Every once in a while Hollywood repeats itself in the same year by putting out movies with similar plots. In 1997, volcanos were hot (pun intended) with Dante’s Peak and Volcano. Neither one was great, though Volcano did have one of the best tag lines ever: “The coast is toast.” The next year it was giant asteroids with Armageddon and Deep Impact. This year it’s terrorist attacks on the White House. Later this summer White House Down starring Channing Tatum and Jamie Foxx will be released. The first movie out of the gate, though, is Olympus Has Fallen.
The movie begins with a Christmastime prelude. President Benjamin Asher (Aaron Eckhart) is in residence at Camp David, along with his wife Margaret (Ashley Judd) and his son Connor (Finley Jacobson). The Secret Service agent in charge of their protection, Mike Banning (Gerard Butler), is a friend to the Ashers, especially Connor. While driving to a fundraiser for the President’s upcoming reelection, an accident puts both the President and the First Lady in peril. Banning reacts properly, saving the president, but is unable to protect the First Lady.
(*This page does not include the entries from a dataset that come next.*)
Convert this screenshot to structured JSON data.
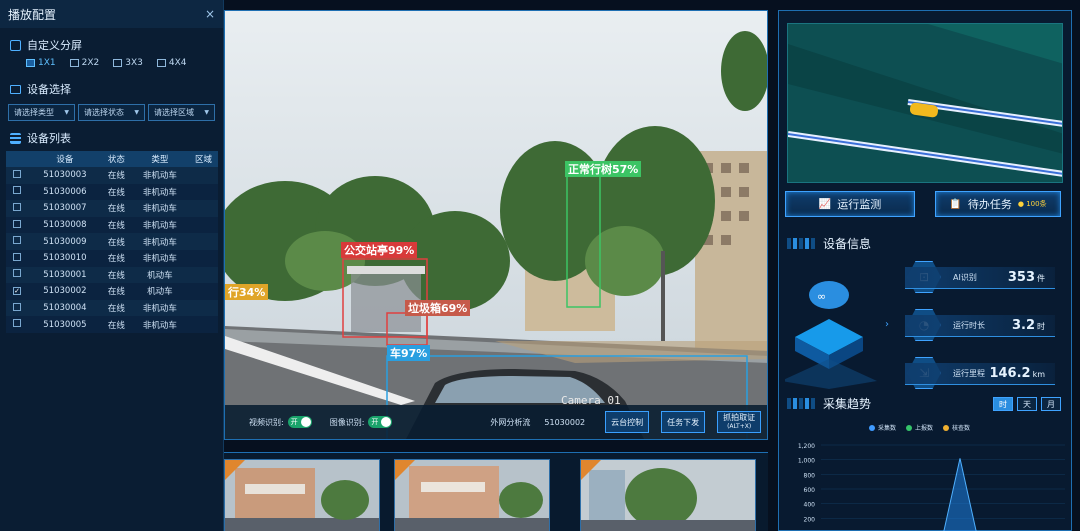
{
  "left": {
    "title": "播放配置",
    "close": "×",
    "split_title": "自定义分屏",
    "grid_options": [
      "1X1",
      "2X2",
      "3X3",
      "4X4"
    ],
    "device_select_title": "设备选择",
    "selects": [
      "请选择类型",
      "请选择状态",
      "请选择区域"
    ],
    "device_list_title": "设备列表",
    "columns": [
      "设备",
      "状态",
      "类型",
      "区域"
    ],
    "rows": [
      {
        "id": "51030003",
        "status": "在线",
        "type": "非机动车",
        "checked": false
      },
      {
        "id": "51030006",
        "status": "在线",
        "type": "非机动车",
        "checked": false
      },
      {
        "id": "51030007",
        "status": "在线",
        "type": "非机动车",
        "checked": false
      },
      {
        "id": "51030008",
        "status": "在线",
        "type": "非机动车",
        "checked": false
      },
      {
        "id": "51030009",
        "status": "在线",
        "type": "非机动车",
        "checked": false
      },
      {
        "id": "51030010",
        "status": "在线",
        "type": "非机动车",
        "checked": false
      },
      {
        "id": "51030001",
        "status": "在线",
        "type": "机动车",
        "checked": false
      },
      {
        "id": "51030002",
        "status": "在线",
        "type": "机动车",
        "checked": true
      },
      {
        "id": "51030004",
        "status": "在线",
        "type": "非机动车",
        "checked": false
      },
      {
        "id": "51030005",
        "status": "在线",
        "type": "非机动车",
        "checked": false
      }
    ]
  },
  "video": {
    "detections": [
      "正常行树57%",
      "公交站亭99%",
      "垃圾箱69%",
      "车97%",
      "行34%"
    ],
    "camera_label": "Camera 01",
    "video_rec_label": "视频识别:",
    "image_rec_label": "图像识别:",
    "toggle_on": "开",
    "stream_label": "外网分析流",
    "stream_id": "51030002",
    "btn_ptz": "云台控制",
    "btn_task": "任务下发",
    "btn_capture": "抓拍取证",
    "btn_capture_hint": "(ALT+X)"
  },
  "right": {
    "btn_monitor": "运行监测",
    "btn_todo": "待办任务",
    "todo_count": "100条",
    "device_info_title": "设备信息",
    "stats": [
      {
        "label": "AI识别",
        "value": "353",
        "unit": "件"
      },
      {
        "label": "运行时长",
        "value": "3.2",
        "unit": "时"
      },
      {
        "label": "运行里程",
        "value": "146.2",
        "unit": "km"
      }
    ],
    "trend_title": "采集趋势",
    "tabs": [
      "时",
      "天",
      "月"
    ],
    "legend": [
      "采集数",
      "上报数",
      "核查数"
    ],
    "legend_colors": [
      "#3f9bff",
      "#35c46a",
      "#f0b030"
    ]
  },
  "chart_data": {
    "type": "area",
    "series": [
      {
        "name": "采集数",
        "values": [
          0,
          0,
          0,
          0,
          0,
          0,
          0,
          1000,
          0,
          0,
          0,
          0,
          0
        ]
      }
    ],
    "x": [
      "",
      "",
      "",
      "",
      "",
      "",
      "",
      "",
      "",
      "",
      "",
      "",
      ""
    ],
    "yticks": [
      "1,200",
      "1,000",
      "800",
      "600",
      "400",
      "200"
    ],
    "ylim": [
      0,
      1200
    ]
  }
}
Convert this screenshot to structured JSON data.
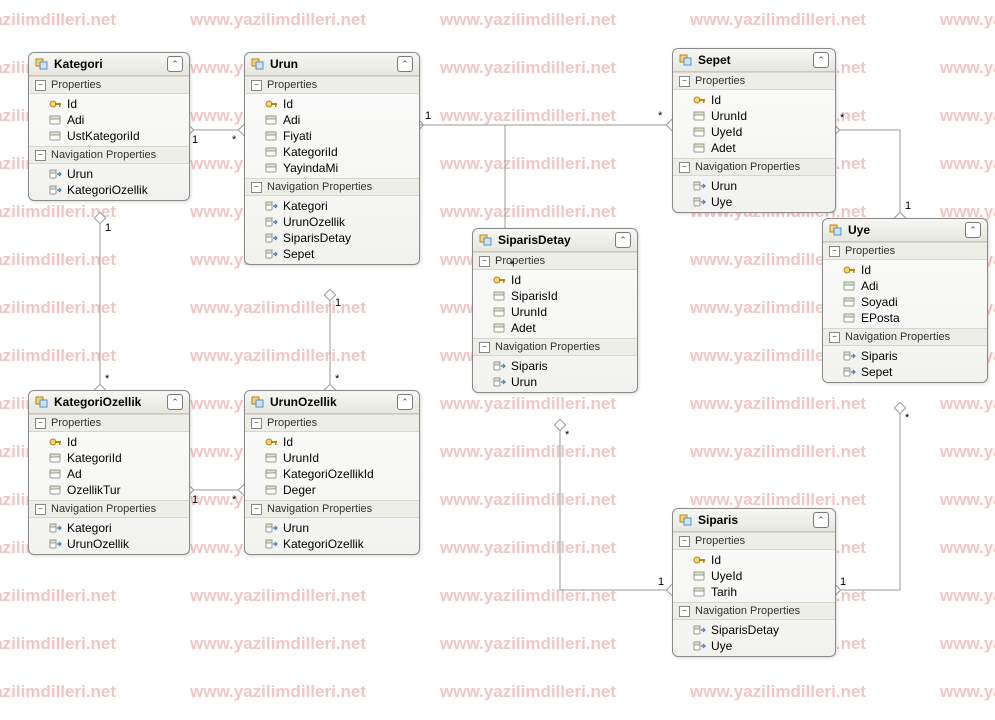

Fast forward eighteen months. It’s the day after Independence Day and Asher, who has won reelection, is preparing to greet the President of South Korea. Banning has been banished from the White House to a desk job at Treasury, assisting the head of the Secret Service, Lynn Jacobs (Angela Bassett). Banning’s wife Leah (Radha Mitchell), who works as a doctor in a DC hospital emergency room, knows how much he’s haunted by that night and tries to be supportive.
Shortly after the South Korean president arrives, a Lockheed AC-130 violates the restricted DC airspace. Two jets sent up to investigate are shot down by the plane’s Gatling guns. It shoots up the White House and the streets surrounding it before it’s finally shot down. Banning has run from his office during the strafing, getting civilians out of the line of fire. During the assault the Secret Service has moved the president and cabinet members, along with the South Korean delegation, into the secure crisis room below the White House. It briefly appears the attack is over, but then North Korean commandos disguised as tourists launch a ground attack. Banning takes out some of the commandos and makes his way into the White House. The commandos, though, have superior firepower including heavy machine guns and rocket-propelled grenades. Before you can say “Yippee kay yeah, mother****,” they manage to neutralize all the Secret Service agents except for Banning. At the same time, several members of the South Korean delegation reveal themselves to be North Korean agents and take control of the White House bunker.
Yes, it’s Die Hard at the White House, though with a much bigger bang. First-time screenwriters Creighton Rothenberger and Katrin Benedikt have actually come up with an assault scenario that holds water, and then they keep twists coming with the story. Interestingly, the choice of North Koreans as the bad guys was made years ago, since the filmmakers didn’t want to have de rigueur Middle Eastern terrorists again. While there’s obviously no connection, the current sabre-rattling by North Korea adds to the realism of the story. Director Antoine Fuqua (Training Day, Shooter) keeps the momentum of the movie racing forward, allowing the audience to suspend their disbelief as they get caught up in the story. One caution – it will be clear from the short synopsis above that this is a very violent movie that may be too intense for some viewers, though the violence is necessary for the movie to be convincing.
This is a much better vehicle for Gerard Butler than the recent rom-com Playing For Keeps, and he brings the gusto he showed in 300 to the role. (Butler also served as producer for the film.) The movie features Morgan Freeman as the Speaker of the House who’s thrust into a 25th Amendment situation with both the President and Vice-president trapped in the White House. Freeman has played presidents before and has even played God a couple of times, so the role’s not much of a stretch. However, as always he’s eminently believable and watchable.
Rick Yune plays Kang, the leader of the attack. Yune has played a North Korean bad guy before – the man with the diamond-encrusted face who went up against Pierce Brosnan’s James Bond in Die Another Day. (While his heritage is Korean, Yune was born in Washington, DC.) With his smooth voice and imposing physique, he’s a worthy opponent for Butler.
The cinematography by Conrad Hall (American Beauty, Fight Club) is a cut above what you normally get in an action flick. Mention must be given to Production Designer Derek Hill, who has done most of his work on series television in the past (Hatfields and McCoys, Community, House). The exteriors of the White House were actually filmed in Louisiana and look finely detailed and realistic. The only knock is that the lawn in front of the White House is larger than the one in the film.
It’s not art, but Olympus Has Fallen is artfully done, and gives the audience the excitement needed in a thriller. The bar has been set high for White House Down.